Because the tree owner was not around, Salamea told her daughter that her father could not get any fruit. “I told her we could not get any fruit because the owner was not around,” Salamea recalled telling her daughter. When Vicente, 48, was fetching water from a deep well, soldiers in black shirts and camouflage pants came looking for rebels.
They found Vicente by the well and they dragged, hogtied and hit him with the butt of an armalite several times.” They said, ‘Manong has confessed that there is an NPA camp here’,” she recalled. She added the soldiers told her not to run, as they poked at her with an armalite. She saw how the uniformed men took turns hitting her husband with the handle of the bolo, then the armalite butt.
Someone hit his feet with a small timber cut from the forest. The soldiers tied the blindfolded Vicente to a tree and left him under the sun from 11:00 AM to 3:00 PM. “The soldiers left my husband under the sun. They even covered his head with a plastic bag,” Salamea recalled. At the sight of blood oozing between her legs, one of the soldiers asked if she was pregnant. Salamea lost her unborn child while the soldiers were interrogating her husband. Not contented with the information they have extracted from the Vicente, the soldiers accosted and interrogated the five-year old girl.
Salamea’s other child, a 14-year-old, stopped them. Meanwhile, Vicente is languishing in a jail in Lasam, Cagayan allegedly for five counts of murder, double frustrated murder and illegal possession of firearms.
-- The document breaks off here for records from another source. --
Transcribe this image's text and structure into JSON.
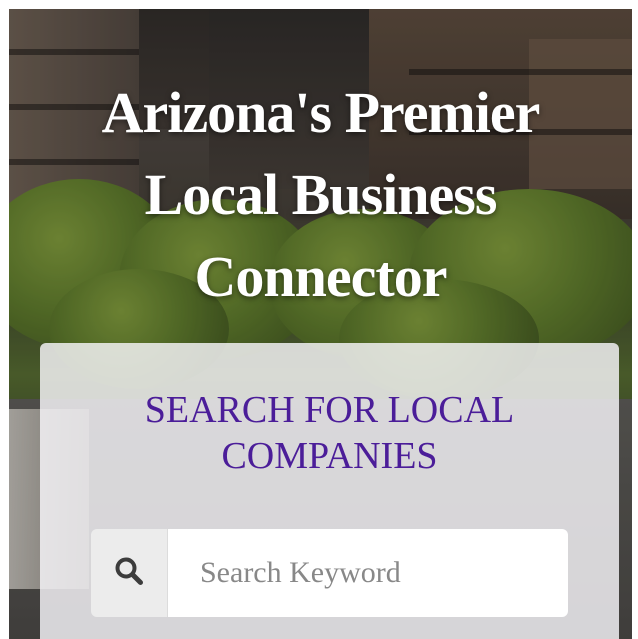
{
  "hero": {
    "title_line1": "Arizona's Premier",
    "title_line2": "Local Business",
    "title_line3": "Connector"
  },
  "search": {
    "heading_line1": "SEARCH FOR LOCAL",
    "heading_line2": "COMPANIES",
    "icon": "search-icon",
    "input_value": "",
    "placeholder": "Search Keyword"
  },
  "colors": {
    "heading_purple": "#4b1d99",
    "title_white": "#ffffff",
    "addon_gray": "#ececec"
  }
}
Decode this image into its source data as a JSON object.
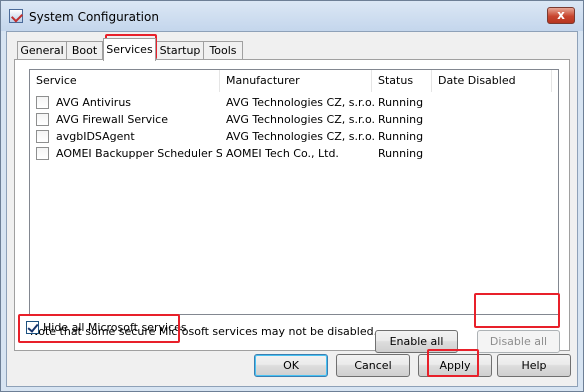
{
  "window": {
    "title": "System Configuration",
    "close_glyph": "x"
  },
  "tabs": [
    {
      "label": "General"
    },
    {
      "label": "Boot"
    },
    {
      "label": "Services",
      "active": true
    },
    {
      "label": "Startup"
    },
    {
      "label": "Tools"
    }
  ],
  "services": {
    "columns": [
      "Service",
      "Manufacturer",
      "Status",
      "Date Disabled"
    ],
    "rows": [
      {
        "service": "AVG Antivirus",
        "manufacturer": "AVG Technologies CZ, s.r.o.",
        "status": "Running",
        "date_disabled": "",
        "checked": false
      },
      {
        "service": "AVG Firewall Service",
        "manufacturer": "AVG Technologies CZ, s.r.o.",
        "status": "Running",
        "date_disabled": "",
        "checked": false
      },
      {
        "service": "avgbIDSAgent",
        "manufacturer": "AVG Technologies CZ, s.r.o.",
        "status": "Running",
        "date_disabled": "",
        "checked": false
      },
      {
        "service": "AOMEI Backupper Scheduler Ser...",
        "manufacturer": "AOMEI Tech Co., Ltd.",
        "status": "Running",
        "date_disabled": "",
        "checked": false
      }
    ]
  },
  "note": "Note that some secure Microsoft services may not be disabled.",
  "buttons": {
    "enable_all": "Enable all",
    "disable_all": "Disable all",
    "ok": "OK",
    "cancel": "Cancel",
    "apply": "Apply",
    "help": "Help"
  },
  "hide_ms": {
    "label": "Hide all Microsoft services",
    "checked": true
  },
  "colors": {
    "highlight": "#e8202a",
    "window_frame": "#d7e4f2"
  }
}
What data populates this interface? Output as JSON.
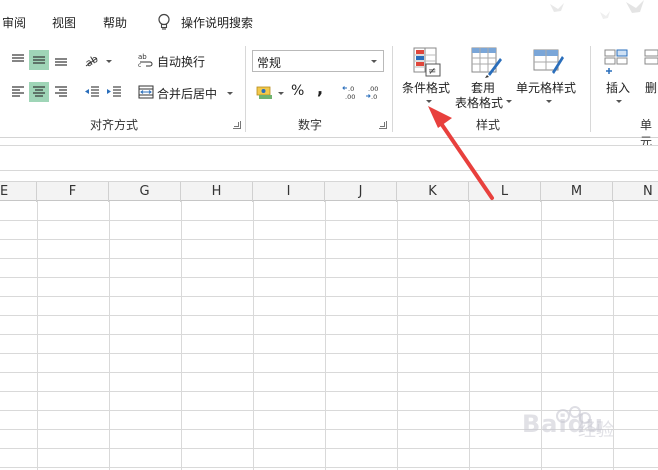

Like Arpe Belayong who opposed the entry of mining operations in indigenous peoples’ villages in Agusan del Sur, Vicente is a known leader of the peasant alliance Timpuyog Dagiti Mannalon nga Aggay iti Zinundungan Valley in Cagayan. While Belayong fought the pressure to surrender his ancestral land claim to an alleged local warlord in Agusan del Sur, Agbayani led poor peasants in Cagayan.
These activities have cost them and their respective families their security and their lives. The two indigenous women are among those who commemorated the International Day of the World’s Indigenous Peoples in Manila on August 9.
Their cases are just two among many cases of human rights violations inflicted on peasant families by government troops, as discussed in many fora during the various activities on the occasion of the “celebrations.” Kalumbay Chair Jomorito Goaymon said the attacks against indigenous peoples not only in Mindanao, but also in other parts of the country continue even with the earlier pronouncement by Pres. Benigno Simeon C. Aquino III that he would look into these cases.
Beverly Longid, Katribu Partylist president, said the attacks against the Aggay and the Higaonon show that the Aquino government’s counter-insurgency program Oplan Bayanihan is like Arroyo’s Oplan Bantay Laya I and II. During the period from June 30, 2010 to July 30, 2011, the national IP center Kalipunan ng Katutubong Mamamayan ng Pilipinas (Kamp) has documented eight cases of extra-judicial killings that include three Dumagats, one Aggay, two B’laans and two Higaonons. “Earlier, there was a trend of killing indigenous hunters, often mistaken as armed rebels. This time, it has become clearer that upland farmers and village leaders become targets because of their involvement in the people’s struggle for self-determination and in the defense of the ancestral domain,” added Longid.